* Instructions for the task
What the answer must contain is every line of the records, exactly, with no pictures.

* Dataset rows for apps and sites
===============
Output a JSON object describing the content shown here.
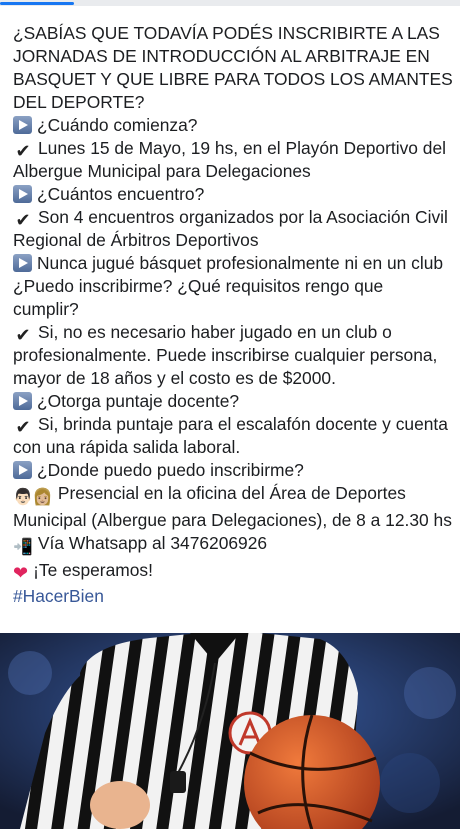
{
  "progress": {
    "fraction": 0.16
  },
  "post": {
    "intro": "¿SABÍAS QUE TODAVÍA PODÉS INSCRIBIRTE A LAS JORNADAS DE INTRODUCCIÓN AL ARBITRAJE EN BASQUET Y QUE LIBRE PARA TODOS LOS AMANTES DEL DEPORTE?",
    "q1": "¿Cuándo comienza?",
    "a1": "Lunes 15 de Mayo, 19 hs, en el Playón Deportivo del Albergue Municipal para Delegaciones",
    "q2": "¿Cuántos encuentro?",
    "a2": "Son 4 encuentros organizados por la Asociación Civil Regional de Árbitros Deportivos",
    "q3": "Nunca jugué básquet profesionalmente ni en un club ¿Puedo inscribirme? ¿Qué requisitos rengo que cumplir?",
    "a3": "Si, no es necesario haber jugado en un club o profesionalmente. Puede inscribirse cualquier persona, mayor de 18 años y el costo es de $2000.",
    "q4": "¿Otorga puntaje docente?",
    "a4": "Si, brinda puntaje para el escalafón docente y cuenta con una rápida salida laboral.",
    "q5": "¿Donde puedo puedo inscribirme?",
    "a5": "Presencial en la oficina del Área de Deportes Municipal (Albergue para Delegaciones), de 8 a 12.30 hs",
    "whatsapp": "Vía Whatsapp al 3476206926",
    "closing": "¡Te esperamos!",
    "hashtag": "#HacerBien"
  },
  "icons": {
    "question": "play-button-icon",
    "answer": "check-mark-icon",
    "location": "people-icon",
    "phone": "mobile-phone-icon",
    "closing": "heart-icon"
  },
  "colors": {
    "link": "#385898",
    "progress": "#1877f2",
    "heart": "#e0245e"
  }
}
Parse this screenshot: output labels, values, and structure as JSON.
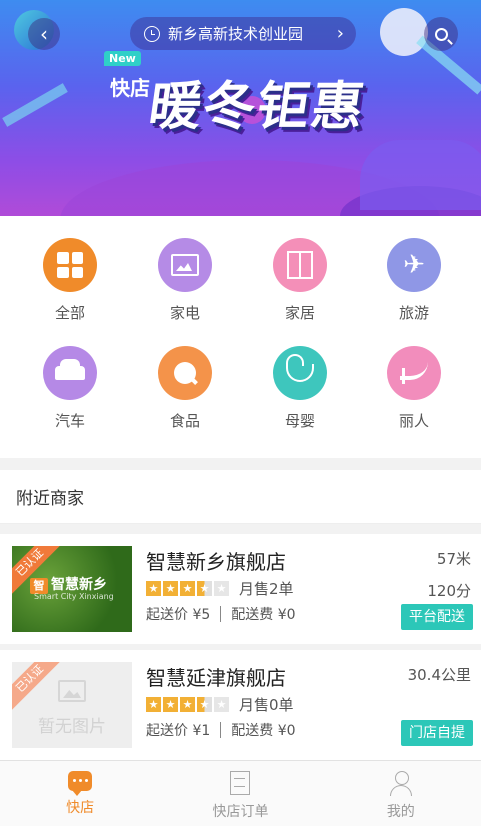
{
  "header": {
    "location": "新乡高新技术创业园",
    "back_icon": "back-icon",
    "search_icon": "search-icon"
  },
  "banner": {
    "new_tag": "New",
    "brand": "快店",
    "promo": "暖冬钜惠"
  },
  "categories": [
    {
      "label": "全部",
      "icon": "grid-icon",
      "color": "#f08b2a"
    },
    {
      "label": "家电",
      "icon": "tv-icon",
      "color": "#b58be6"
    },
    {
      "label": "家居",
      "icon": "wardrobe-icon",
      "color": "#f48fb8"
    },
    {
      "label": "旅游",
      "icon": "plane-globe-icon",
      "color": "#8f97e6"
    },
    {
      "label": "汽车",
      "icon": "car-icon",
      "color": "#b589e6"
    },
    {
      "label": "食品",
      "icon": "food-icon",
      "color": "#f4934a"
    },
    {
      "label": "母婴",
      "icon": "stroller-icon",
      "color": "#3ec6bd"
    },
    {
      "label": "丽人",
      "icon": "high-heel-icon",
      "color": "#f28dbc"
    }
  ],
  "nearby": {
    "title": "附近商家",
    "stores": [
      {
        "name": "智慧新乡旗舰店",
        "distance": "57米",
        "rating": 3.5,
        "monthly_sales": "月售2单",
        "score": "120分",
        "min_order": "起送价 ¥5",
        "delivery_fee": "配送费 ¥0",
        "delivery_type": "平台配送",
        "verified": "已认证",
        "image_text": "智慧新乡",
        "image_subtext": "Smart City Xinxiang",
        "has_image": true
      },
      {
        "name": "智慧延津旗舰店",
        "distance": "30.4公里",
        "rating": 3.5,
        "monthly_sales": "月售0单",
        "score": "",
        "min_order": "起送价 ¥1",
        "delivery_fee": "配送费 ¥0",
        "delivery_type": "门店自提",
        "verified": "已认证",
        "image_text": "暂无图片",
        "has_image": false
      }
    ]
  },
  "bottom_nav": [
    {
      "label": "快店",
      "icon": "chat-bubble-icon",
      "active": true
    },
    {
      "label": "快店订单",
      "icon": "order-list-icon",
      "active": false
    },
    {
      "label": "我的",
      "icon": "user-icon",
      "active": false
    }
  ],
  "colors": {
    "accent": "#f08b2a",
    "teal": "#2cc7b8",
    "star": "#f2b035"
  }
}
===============
* Reply to the task
Output a JSON object describing the content shown here.
{
  "progress": {
    "fraction": 0.16
  },
  "post": {
    "intro": "¿SABÍAS QUE TODAVÍA PODÉS INSCRIBIRTE A LAS JORNADAS DE INTRODUCCIÓN AL ARBITRAJE EN BASQUET Y QUE LIBRE PARA TODOS LOS AMANTES DEL DEPORTE?",
    "q1": "¿Cuándo comienza?",
    "a1": "Lunes 15 de Mayo, 19 hs, en el Playón Deportivo del Albergue Municipal para Delegaciones",
    "q2": "¿Cuántos encuentro?",
    "a2": "Son 4 encuentros organizados por la Asociación Civil Regional de Árbitros Deportivos",
    "q3": "Nunca jugué básquet profesionalmente ni en un club ¿Puedo inscribirme? ¿Qué requisitos rengo que cumplir?",
    "a3": "Si, no es necesario haber jugado en un club o profesionalmente. Puede inscribirse cualquier persona, mayor de 18 años y el costo es de $2000.",
    "q4": "¿Otorga puntaje docente?",
    "a4": "Si, brinda puntaje para el escalafón docente y cuenta con una rápida salida laboral.",
    "q5": "¿Donde puedo puedo inscribirme?",
    "a5": "Presencial en la oficina del Área de Deportes Municipal (Albergue para Delegaciones), de 8 a 12.30 hs",
    "whatsapp": "Vía Whatsapp al 3476206926",
    "closing": "¡Te esperamos!",
    "hashtag": "#HacerBien"
  },
  "icons": {
    "question": "play-button-icon",
    "answer": "check-mark-icon",
    "location": "people-icon",
    "phone": "mobile-phone-icon",
    "closing": "heart-icon"
  },
  "colors": {
    "link": "#385898",
    "progress": "#1877f2",
    "heart": "#e0245e"
  }
}
Parse this screenshot: output labels, values, and structure as JSON.
{
  "header": {
    "location": "新乡高新技术创业园",
    "back_icon": "back-icon",
    "search_icon": "search-icon"
  },
  "banner": {
    "new_tag": "New",
    "brand": "快店",
    "promo": "暖冬钜惠"
  },
  "categories": [
    {
      "label": "全部",
      "icon": "grid-icon",
      "color": "#f08b2a"
    },
    {
      "label": "家电",
      "icon": "tv-icon",
      "color": "#b58be6"
    },
    {
      "label": "家居",
      "icon": "wardrobe-icon",
      "color": "#f48fb8"
    },
    {
      "label": "旅游",
      "icon": "plane-globe-icon",
      "color": "#8f97e6"
    },
    {
      "label": "汽车",
      "icon": "car-icon",
      "color": "#b589e6"
    },
    {
      "label": "食品",
      "icon": "food-icon",
      "color": "#f4934a"
    },
    {
      "label": "母婴",
      "icon": "stroller-icon",
      "color": "#3ec6bd"
    },
    {
      "label": "丽人",
      "icon": "high-heel-icon",
      "color": "#f28dbc"
    }
  ],
  "nearby": {
    "title": "附近商家",
    "stores": [
      {
        "name": "智慧新乡旗舰店",
        "distance": "57米",
        "rating": 3.5,
        "monthly_sales": "月售2单",
        "score": "120分",
        "min_order": "起送价 ¥5",
        "delivery_fee": "配送费 ¥0",
        "delivery_type": "平台配送",
        "verified": "已认证",
        "image_text": "智慧新乡",
        "image_subtext": "Smart City Xinxiang",
        "has_image": true
      },
      {
        "name": "智慧延津旗舰店",
        "distance": "30.4公里",
        "rating": 3.5,
        "monthly_sales": "月售0单",
        "score": "",
        "min_order": "起送价 ¥1",
        "delivery_fee": "配送费 ¥0",
        "delivery_type": "门店自提",
        "verified": "已认证",
        "image_text": "暂无图片",
        "has_image": false
      }
    ]
  },
  "bottom_nav": [
    {
      "label": "快店",
      "icon": "chat-bubble-icon",
      "active": true
    },
    {
      "label": "快店订单",
      "icon": "order-list-icon",
      "active": false
    },
    {
      "label": "我的",
      "icon": "user-icon",
      "active": false
    }
  ],
  "colors": {
    "accent": "#f08b2a",
    "teal": "#2cc7b8",
    "star": "#f2b035"
  }
}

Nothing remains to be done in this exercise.